*What you are asked to do*: From the entries that follow, report every line in which "this" occurs.
_ _ _ _ _
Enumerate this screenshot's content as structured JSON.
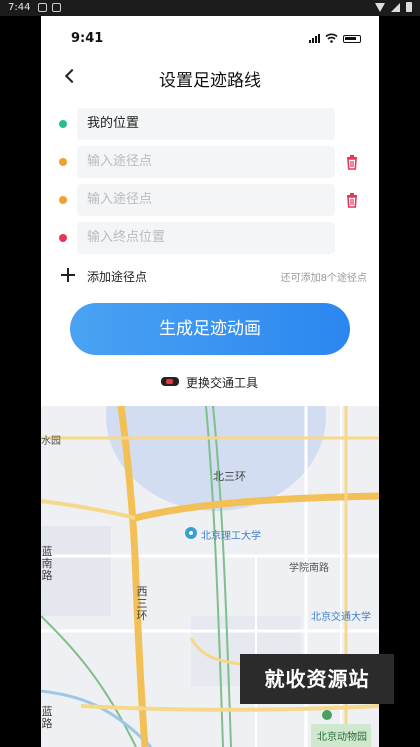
{
  "android_status": {
    "time": "7:44"
  },
  "ios_status": {
    "time": "9:41"
  },
  "header": {
    "title": "设置足迹路线"
  },
  "route": {
    "start": {
      "value": "我的位置",
      "dot_color": "#2bbf83"
    },
    "waypoints": [
      {
        "placeholder": "输入途径点",
        "dot_color": "#f0a030"
      },
      {
        "placeholder": "输入途径点",
        "dot_color": "#f0a030"
      }
    ],
    "end": {
      "placeholder": "输入终点位置",
      "dot_color": "#e8365a"
    }
  },
  "add_waypoint": {
    "label": "添加途径点",
    "hint": "还可添加8个途径点"
  },
  "generate_button": {
    "label": "生成足迹动画"
  },
  "transport": {
    "label": "更换交通工具"
  },
  "map": {
    "labels": {
      "north_third_ring": "北三环",
      "bit": "北京理工大学",
      "xueyuan_south": "学院南路",
      "bjtu": "北京交通大学",
      "zoo": "北京动物园",
      "garden": "水园",
      "west_third_ring": "西三环",
      "left_vertical": "蓝南路",
      "left_vertical2": "蓝路"
    }
  },
  "watermark": "就收资源站"
}
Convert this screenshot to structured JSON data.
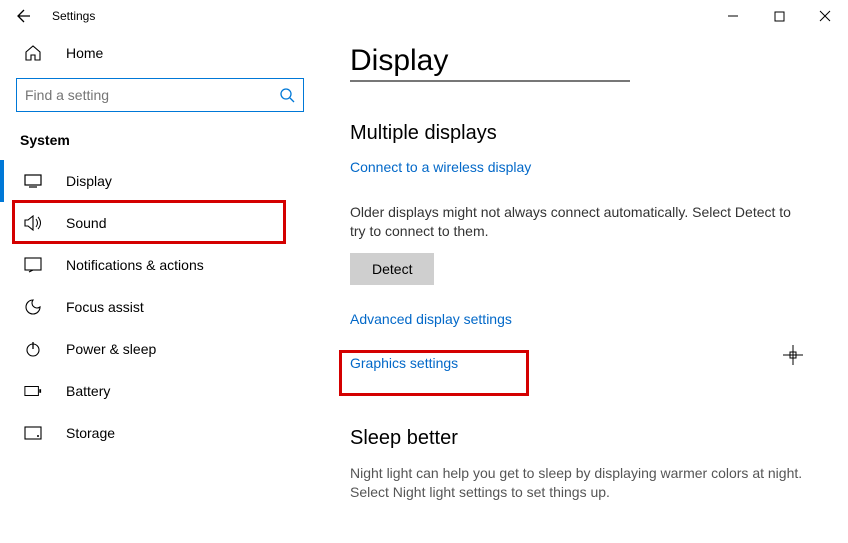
{
  "window": {
    "title": "Settings"
  },
  "sidebar": {
    "home": "Home",
    "searchPlaceholder": "Find a setting",
    "groupLabel": "System",
    "items": [
      {
        "label": "Display"
      },
      {
        "label": "Sound"
      },
      {
        "label": "Notifications & actions"
      },
      {
        "label": "Focus assist"
      },
      {
        "label": "Power & sleep"
      },
      {
        "label": "Battery"
      },
      {
        "label": "Storage"
      }
    ]
  },
  "content": {
    "pageTitle": "Display",
    "multiHeading": "Multiple displays",
    "wirelessLink": "Connect to a wireless display",
    "detectNote": "Older displays might not always connect automatically. Select Detect to try to connect to them.",
    "detectLabel": "Detect",
    "advancedLink": "Advanced display settings",
    "graphicsLink": "Graphics settings",
    "sleepHeading": "Sleep better",
    "sleepNote": "Night light can help you get to sleep by displaying warmer colors at night. Select Night light settings to set things up."
  }
}
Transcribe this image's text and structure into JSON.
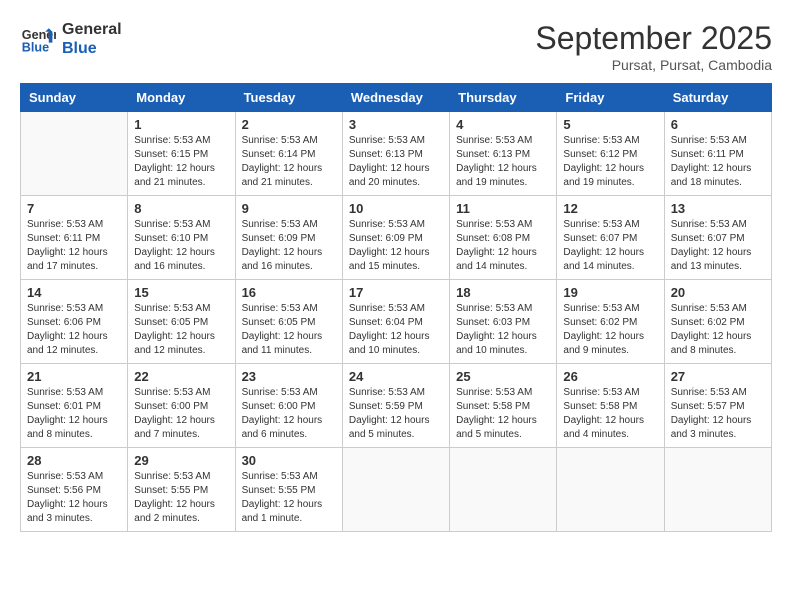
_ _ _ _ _
*Answer box*:
Enumerate this screenshot's content as structured JSON.
Convert this screenshot to structured JSON data.
Transcribe this image's text and structure into JSON.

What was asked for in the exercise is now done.